What is a Reader?
Readers are lay people who are called to a ministry of preaching, teaching, leading worship and mission, and who are licensed to a historic lay order of ministry that dates back for over 150 years.
There is a careful process of discernment and selection, after which trainee Readers receive a rigorous theological training for two years, with further training available after licensing.
They have a ministry within their local mission community and generally stay where they live, not being deployed as an ordained priest might be. But their licence is recognised nationally, and if they have a move due to family or work circumstances, then they can be licensed in their new parish or diocese.

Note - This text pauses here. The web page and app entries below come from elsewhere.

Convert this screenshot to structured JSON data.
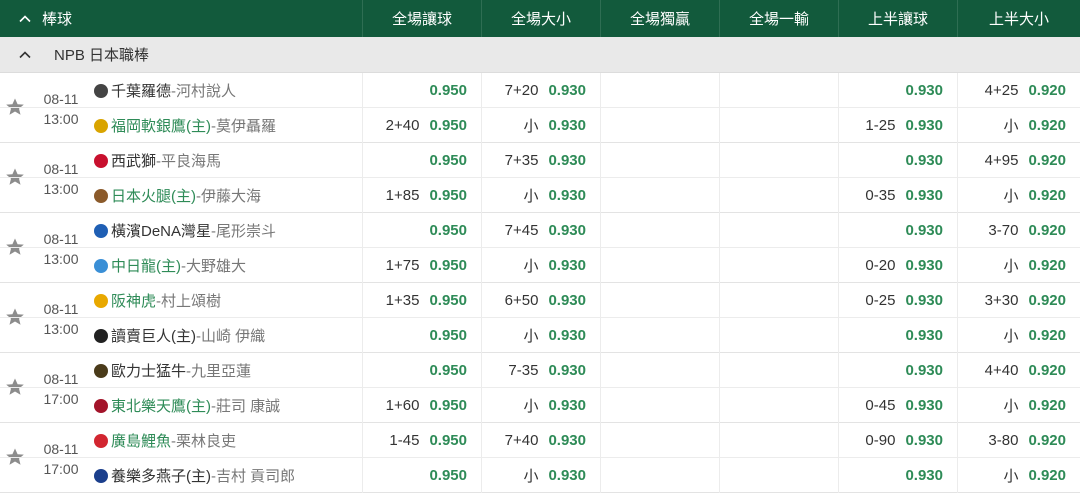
{
  "header": {
    "sport": "棒球",
    "columns": [
      "全場讓球",
      "全場大小",
      "全場獨贏",
      "全場一輸",
      "上半讓球",
      "上半大小"
    ]
  },
  "league": {
    "name": "NPB 日本職棒"
  },
  "colors": {
    "header_bg": "#125a3c",
    "odds": "#2e8b57",
    "home_team": "#2e8b57"
  },
  "matches": [
    {
      "date": "08-11",
      "time": "13:00",
      "away": {
        "name": "千葉羅德",
        "pitcher": " -河村說人",
        "home": false,
        "logo_color": "#444"
      },
      "home": {
        "name": "福岡軟銀鷹(主)",
        "pitcher": " -莫伊聶羅",
        "home": true,
        "logo_color": "#d9a400"
      },
      "rows": [
        [
          {
            "line": "",
            "odds": "0.950"
          },
          {
            "line": "7+20",
            "odds": "0.930"
          },
          null,
          null,
          {
            "line": "",
            "odds": "0.930"
          },
          {
            "line": "4+25",
            "odds": "0.920"
          }
        ],
        [
          {
            "line": "2+40",
            "odds": "0.950"
          },
          {
            "line": "小",
            "odds": "0.930"
          },
          null,
          null,
          {
            "line": "1-25",
            "odds": "0.930"
          },
          {
            "line": "小",
            "odds": "0.920"
          }
        ]
      ]
    },
    {
      "date": "08-11",
      "time": "13:00",
      "away": {
        "name": "西武獅",
        "pitcher": " -平良海馬",
        "home": false,
        "logo_color": "#c8102e"
      },
      "home": {
        "name": "日本火腿(主)",
        "pitcher": " -伊藤大海",
        "home": true,
        "logo_color": "#8b5a2b"
      },
      "rows": [
        [
          {
            "line": "",
            "odds": "0.950"
          },
          {
            "line": "7+35",
            "odds": "0.930"
          },
          null,
          null,
          {
            "line": "",
            "odds": "0.930"
          },
          {
            "line": "4+95",
            "odds": "0.920"
          }
        ],
        [
          {
            "line": "1+85",
            "odds": "0.950"
          },
          {
            "line": "小",
            "odds": "0.930"
          },
          null,
          null,
          {
            "line": "0-35",
            "odds": "0.930"
          },
          {
            "line": "小",
            "odds": "0.920"
          }
        ]
      ]
    },
    {
      "date": "08-11",
      "time": "13:00",
      "away": {
        "name": "橫濱DeNA灣星",
        "pitcher": " -尾形崇斗",
        "home": false,
        "logo_color": "#1f5fb4"
      },
      "home": {
        "name": "中日龍(主)",
        "pitcher": " -大野雄大",
        "home": true,
        "logo_color": "#3a8fd6"
      },
      "rows": [
        [
          {
            "line": "",
            "odds": "0.950"
          },
          {
            "line": "7+45",
            "odds": "0.930"
          },
          null,
          null,
          {
            "line": "",
            "odds": "0.930"
          },
          {
            "line": "3-70",
            "odds": "0.920"
          }
        ],
        [
          {
            "line": "1+75",
            "odds": "0.950"
          },
          {
            "line": "小",
            "odds": "0.930"
          },
          null,
          null,
          {
            "line": "0-20",
            "odds": "0.930"
          },
          {
            "line": "小",
            "odds": "0.920"
          }
        ]
      ]
    },
    {
      "date": "08-11",
      "time": "13:00",
      "away": {
        "name": "阪神虎",
        "pitcher": " -村上頌樹",
        "home": true,
        "logo_color": "#e8a800"
      },
      "home": {
        "name": "讀賣巨人(主)",
        "pitcher": " -山崎 伊織",
        "home": false,
        "logo_color": "#222"
      },
      "rows": [
        [
          {
            "line": "1+35",
            "odds": "0.950"
          },
          {
            "line": "6+50",
            "odds": "0.930"
          },
          null,
          null,
          {
            "line": "0-25",
            "odds": "0.930"
          },
          {
            "line": "3+30",
            "odds": "0.920"
          }
        ],
        [
          {
            "line": "",
            "odds": "0.950"
          },
          {
            "line": "小",
            "odds": "0.930"
          },
          null,
          null,
          {
            "line": "",
            "odds": "0.930"
          },
          {
            "line": "小",
            "odds": "0.920"
          }
        ]
      ]
    },
    {
      "date": "08-11",
      "time": "17:00",
      "away": {
        "name": "歐力士猛牛",
        "pitcher": " -九里亞蓮",
        "home": false,
        "logo_color": "#4a3b1a"
      },
      "home": {
        "name": "東北樂天鷹(主)",
        "pitcher": " -莊司 康誠",
        "home": true,
        "logo_color": "#a3142a"
      },
      "rows": [
        [
          {
            "line": "",
            "odds": "0.950"
          },
          {
            "line": "7-35",
            "odds": "0.930"
          },
          null,
          null,
          {
            "line": "",
            "odds": "0.930"
          },
          {
            "line": "4+40",
            "odds": "0.920"
          }
        ],
        [
          {
            "line": "1+60",
            "odds": "0.950"
          },
          {
            "line": "小",
            "odds": "0.930"
          },
          null,
          null,
          {
            "line": "0-45",
            "odds": "0.930"
          },
          {
            "line": "小",
            "odds": "0.920"
          }
        ]
      ]
    },
    {
      "date": "08-11",
      "time": "17:00",
      "away": {
        "name": "廣島鯉魚",
        "pitcher": " -栗林良吏",
        "home": true,
        "logo_color": "#d22630"
      },
      "home": {
        "name": "養樂多燕子(主)",
        "pitcher": " -吉村 貢司郎",
        "home": false,
        "logo_color": "#1b3f8c"
      },
      "rows": [
        [
          {
            "line": "1-45",
            "odds": "0.950"
          },
          {
            "line": "7+40",
            "odds": "0.930"
          },
          null,
          null,
          {
            "line": "0-90",
            "odds": "0.930"
          },
          {
            "line": "3-80",
            "odds": "0.920"
          }
        ],
        [
          {
            "line": "",
            "odds": "0.950"
          },
          {
            "line": "小",
            "odds": "0.930"
          },
          null,
          null,
          {
            "line": "",
            "odds": "0.930"
          },
          {
            "line": "小",
            "odds": "0.920"
          }
        ]
      ]
    }
  ]
}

Today's Church is more and more diverse, and increasingly Readers are finding a ministry not just in the life of their parish church but in the workplace, the community, Fresh Expressions of church and in chaplaincy (schools, prisons, hospitals, the armed forces). Many are therefore out and about in their communities rather than in the more formal traditional role of being robed and leading worship or preaching on a Sunday.
As ministers licensed to a national ministry, they can be real catalysts and enablers of the ministry of all of God’s people, encouraging others to use the gifts that God has given them.

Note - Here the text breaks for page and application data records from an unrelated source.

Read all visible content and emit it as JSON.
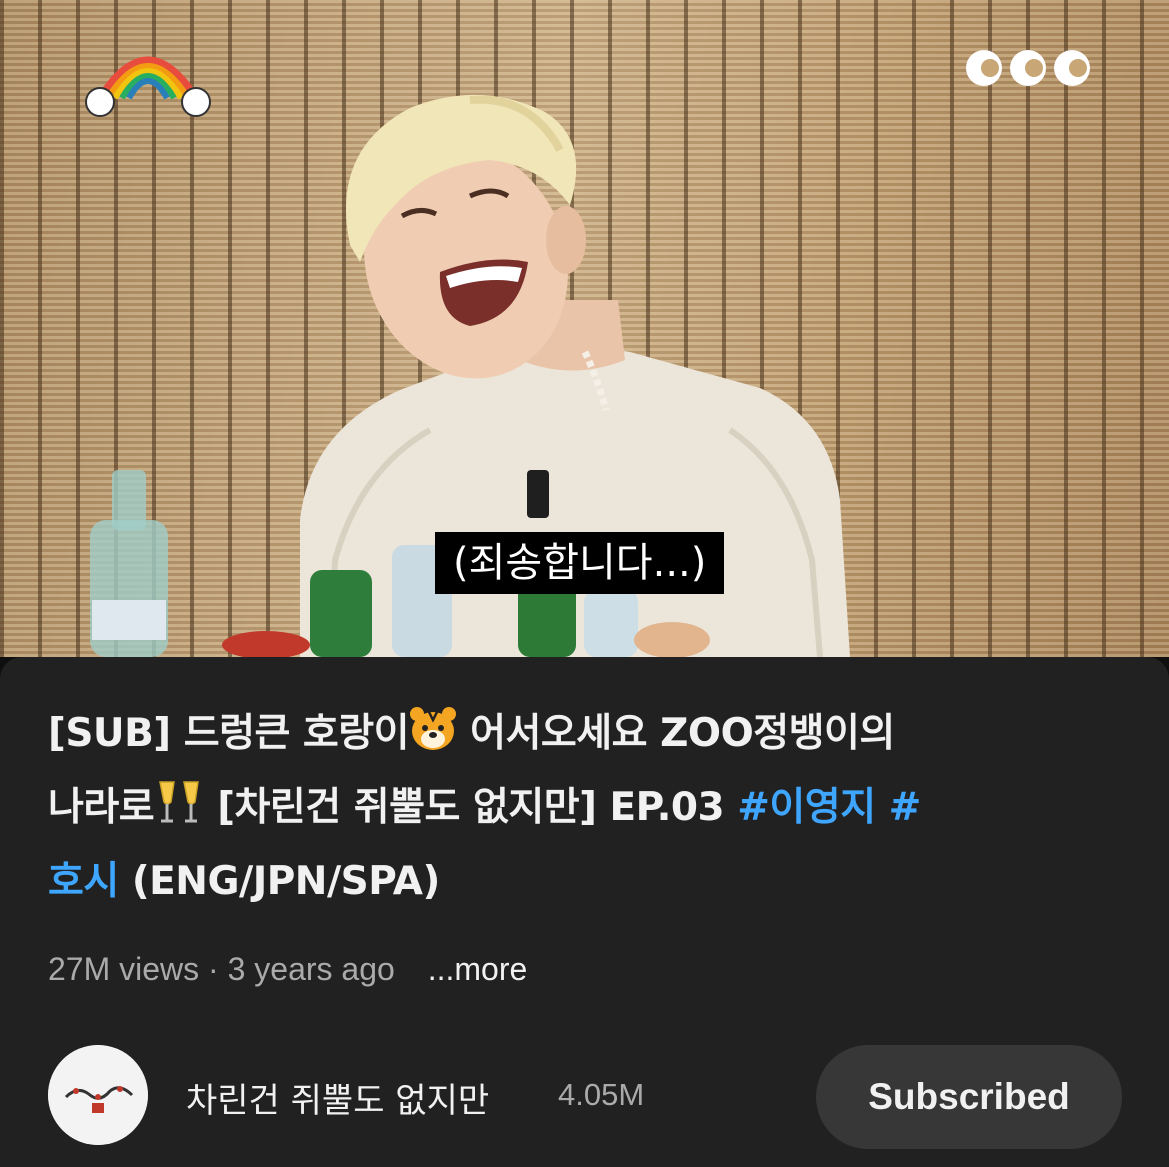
{
  "video": {
    "subtitle": "(죄송합니다...)",
    "show_logo_icon": "rainbow-logo-icon",
    "channel_watermark_icon": "ccc-watermark-icon"
  },
  "info": {
    "title_lines": [
      {
        "text": "[SUB] 드렁큰 호랑이",
        "emoji": "tiger-face-icon",
        "text_after": " 어서오세요 ZOO정뱅이의"
      },
      {
        "text": "나라로",
        "emoji": "clinking-glasses-icon",
        "text_after": " [차린건 쥐뿔도 없지만] EP.03 ",
        "hashtag": "#이영지 #"
      },
      {
        "hashtag": "호시",
        "text_after": " (ENG/JPN/SPA)"
      }
    ],
    "views": "27M views",
    "separator": "·",
    "age": "3 years ago",
    "more_label": "...more"
  },
  "channel": {
    "name": "차린건 쥐뿔도 없지만",
    "subscribers": "4.05M",
    "subscribe_label": "Subscribed"
  },
  "colors": {
    "background": "#0f0f0f",
    "card": "#212121",
    "hashtag": "#3ea6ff",
    "button": "#373737"
  }
}
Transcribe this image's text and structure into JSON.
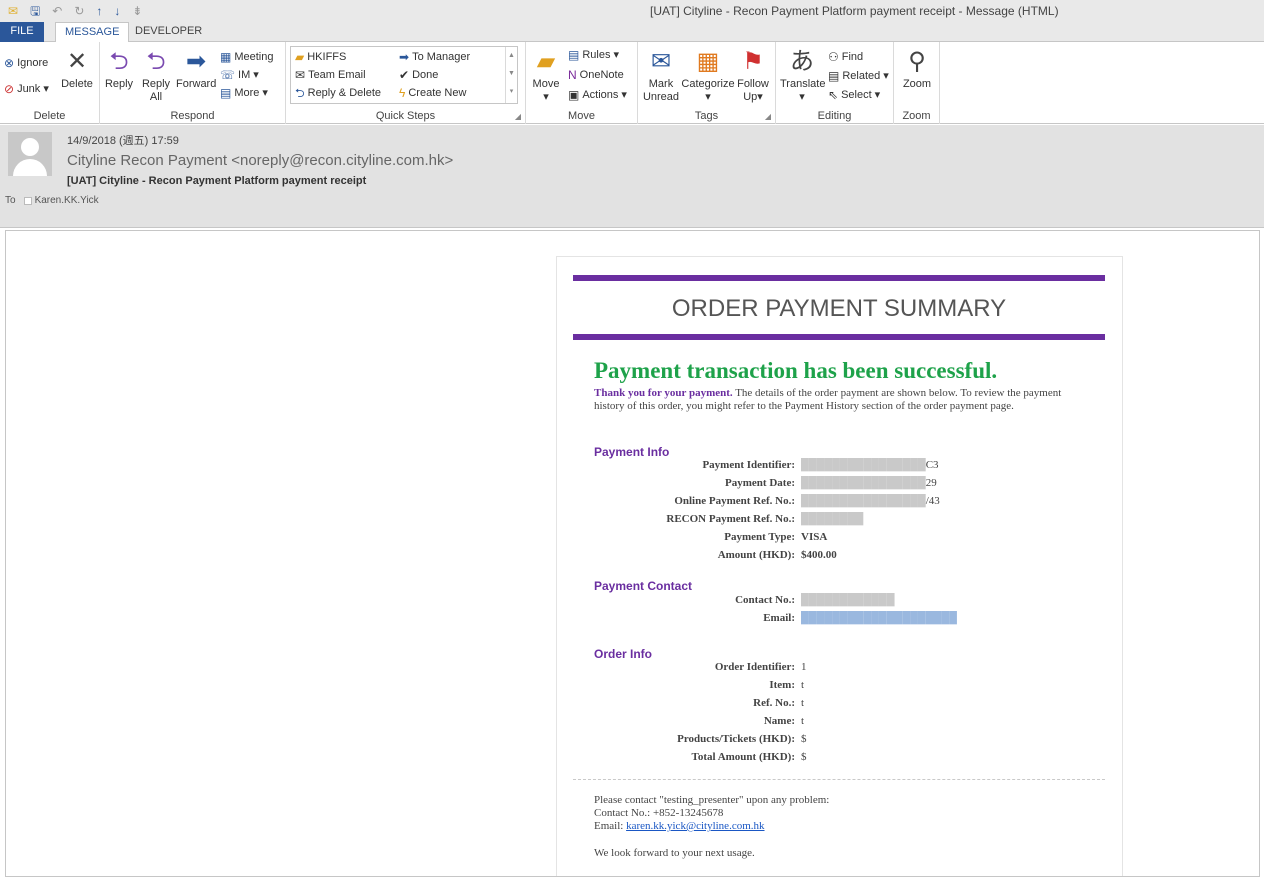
{
  "window": {
    "title": "[UAT] Cityline - Recon Payment Platform payment receipt - Message (HTML)"
  },
  "tabs": {
    "file": "FILE",
    "message": "MESSAGE",
    "developer": "DEVELOPER"
  },
  "ribbon": {
    "delete_group": {
      "label": "Delete",
      "ignore": "Ignore",
      "junk": "Junk",
      "delete": "Delete"
    },
    "respond_group": {
      "label": "Respond",
      "reply": "Reply",
      "reply_all_1": "Reply",
      "reply_all_2": "All",
      "forward": "Forward",
      "meeting": "Meeting",
      "im": "IM",
      "more": "More"
    },
    "quick_steps": {
      "label": "Quick Steps",
      "items": [
        "HKIFFS",
        "Team Email",
        "Reply & Delete",
        "To Manager",
        "Done",
        "Create New"
      ]
    },
    "move_group": {
      "label": "Move",
      "move": "Move",
      "rules": "Rules",
      "onenote": "OneNote",
      "actions": "Actions"
    },
    "tags_group": {
      "label": "Tags",
      "mark_unread_1": "Mark",
      "mark_unread_2": "Unread",
      "categorize": "Categorize",
      "follow_up_1": "Follow",
      "follow_up_2": "Up"
    },
    "editing_group": {
      "label": "Editing",
      "translate": "Translate",
      "find": "Find",
      "related": "Related",
      "select": "Select"
    },
    "zoom_group": {
      "label": "Zoom",
      "zoom": "Zoom"
    }
  },
  "header": {
    "date": "14/9/2018 (週五) 17:59",
    "from": "Cityline Recon Payment <noreply@recon.cityline.com.hk>",
    "subject": "[UAT] Cityline - Recon Payment Platform payment receipt",
    "to_label": "To",
    "to_value": "Karen.KK.Yick"
  },
  "email": {
    "title": "ORDER PAYMENT SUMMARY",
    "success": "Payment transaction has been successful.",
    "intro_bold": "Thank you for your payment.",
    "intro_rest": " The details of the order payment are shown below. To review the payment history of this order, you might refer to the Payment History section of the order payment page.",
    "payment_info": {
      "heading": "Payment Info",
      "rows": [
        {
          "label": "Payment Identifier:",
          "value": "C3"
        },
        {
          "label": "Payment Date:",
          "value": "29"
        },
        {
          "label": "Online Payment Ref. No.:",
          "value": "/43"
        },
        {
          "label": "RECON Payment Ref. No.:",
          "value": ""
        },
        {
          "label": "Payment Type:",
          "value": "VISA"
        },
        {
          "label": "Amount (HKD):",
          "value": "$400.00"
        }
      ]
    },
    "payment_contact": {
      "heading": "Payment Contact",
      "rows": [
        {
          "label": "Contact No.:",
          "value": ""
        },
        {
          "label": "Email:",
          "value": ""
        }
      ]
    },
    "order_info": {
      "heading": "Order Info",
      "rows": [
        {
          "label": "Order Identifier:",
          "value": "1"
        },
        {
          "label": "Item:",
          "value": "t"
        },
        {
          "label": "Ref. No.:",
          "value": "t"
        },
        {
          "label": "Name:",
          "value": "t"
        },
        {
          "label": "Products/Tickets (HKD):",
          "value": "$"
        },
        {
          "label": "Total Amount (HKD):",
          "value": "$"
        }
      ]
    },
    "footer": {
      "line1": "Please contact \"testing_presenter\" upon any problem:",
      "line2": "Contact No.: +852-13245678",
      "email_label": "Email: ",
      "email_link": "karen.kk.yick@cityline.com.hk",
      "closing": "We look forward to your next usage."
    }
  }
}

Offering for Ministry
If you think you may be called to the Reader ministry, you should, in the first instance, talk to your local vicar (or rector or priest-in-charge), before exploring further with a Vocations Advisor based in your Archdeaconry.If all goes well you will then enter the formal process for selecting Reader candidates with a recommendation from your parish to the Warden of Readers. You will of course be guided through this process.

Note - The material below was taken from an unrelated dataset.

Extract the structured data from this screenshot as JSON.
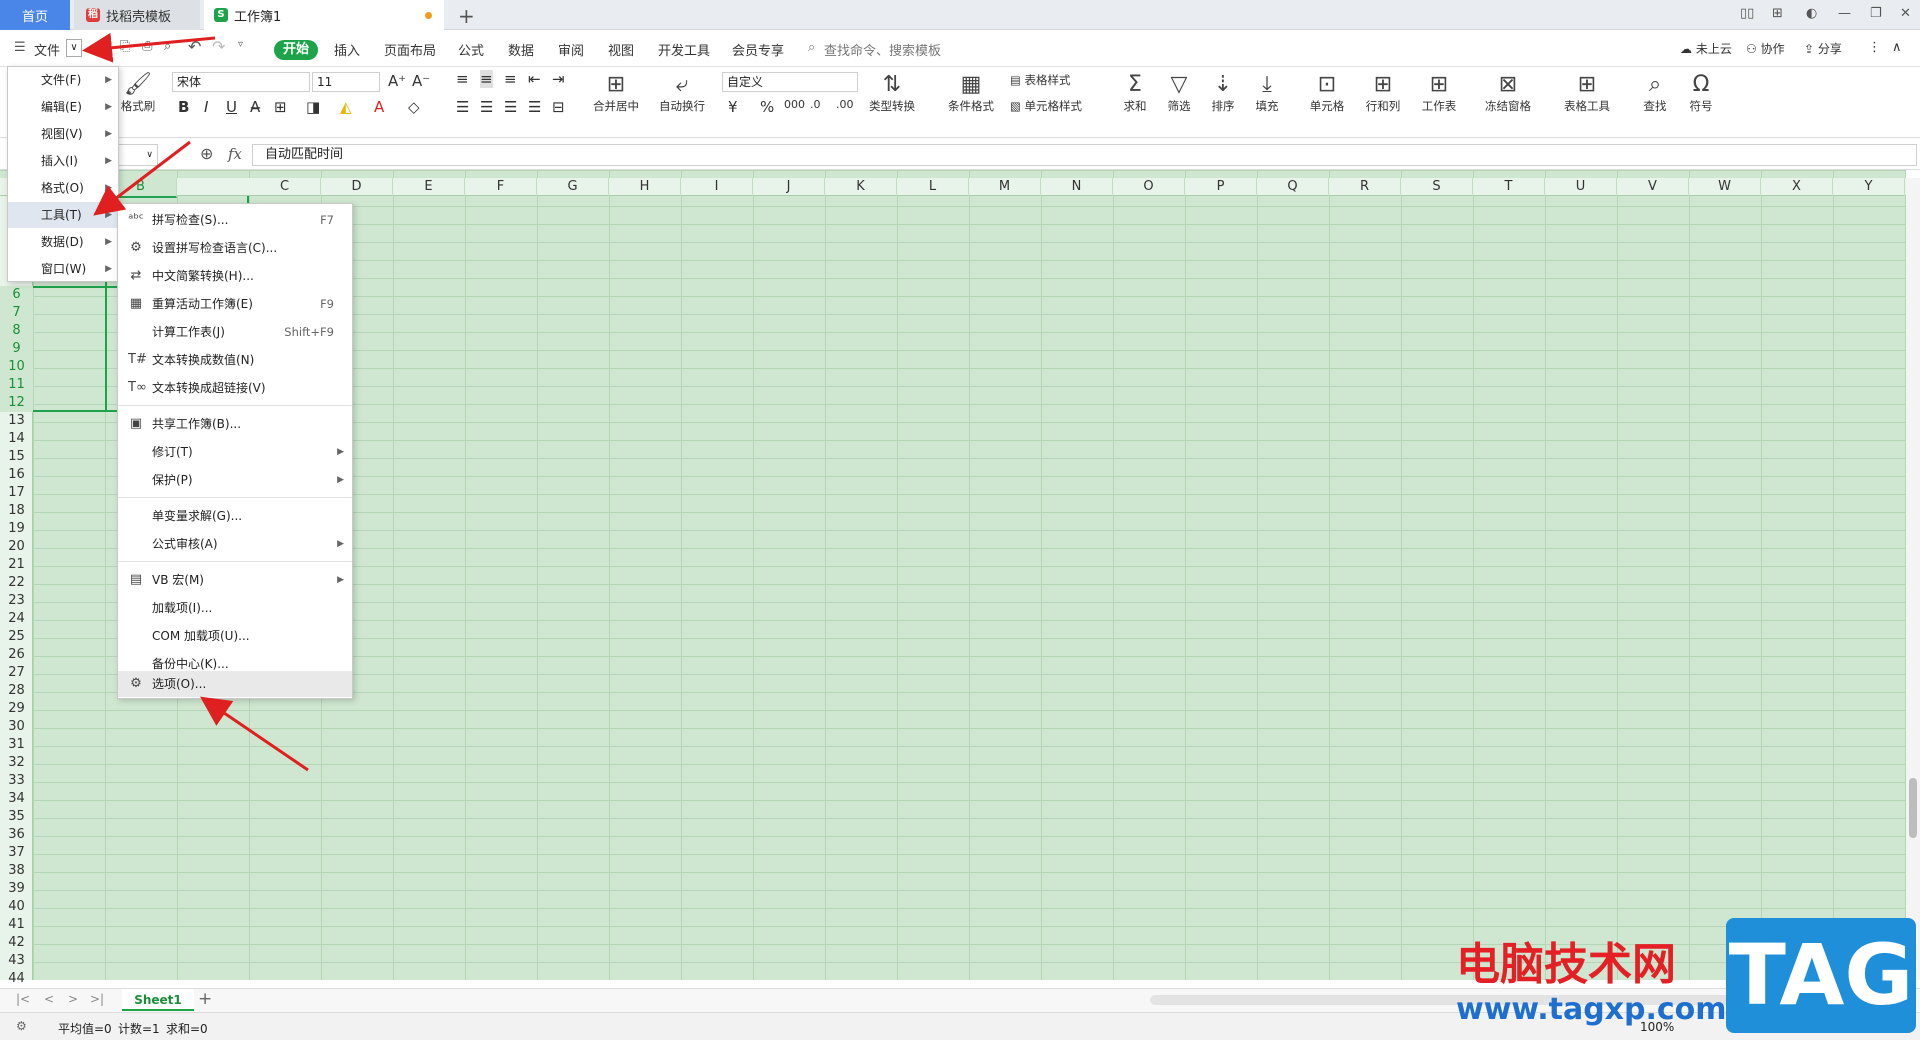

Click here to email your relevant Vocations Advisor:
Once you have been recommended for training, the Church of England is committed to offering this free of charge. In the Diocese of Carlisle the training of Readers is undertaken by Emmanuel Theological College and is normally spread over two years of part-time study, leading to the award of a Certificate of Higher Education from Durham University (part of the national Common Awards scheme).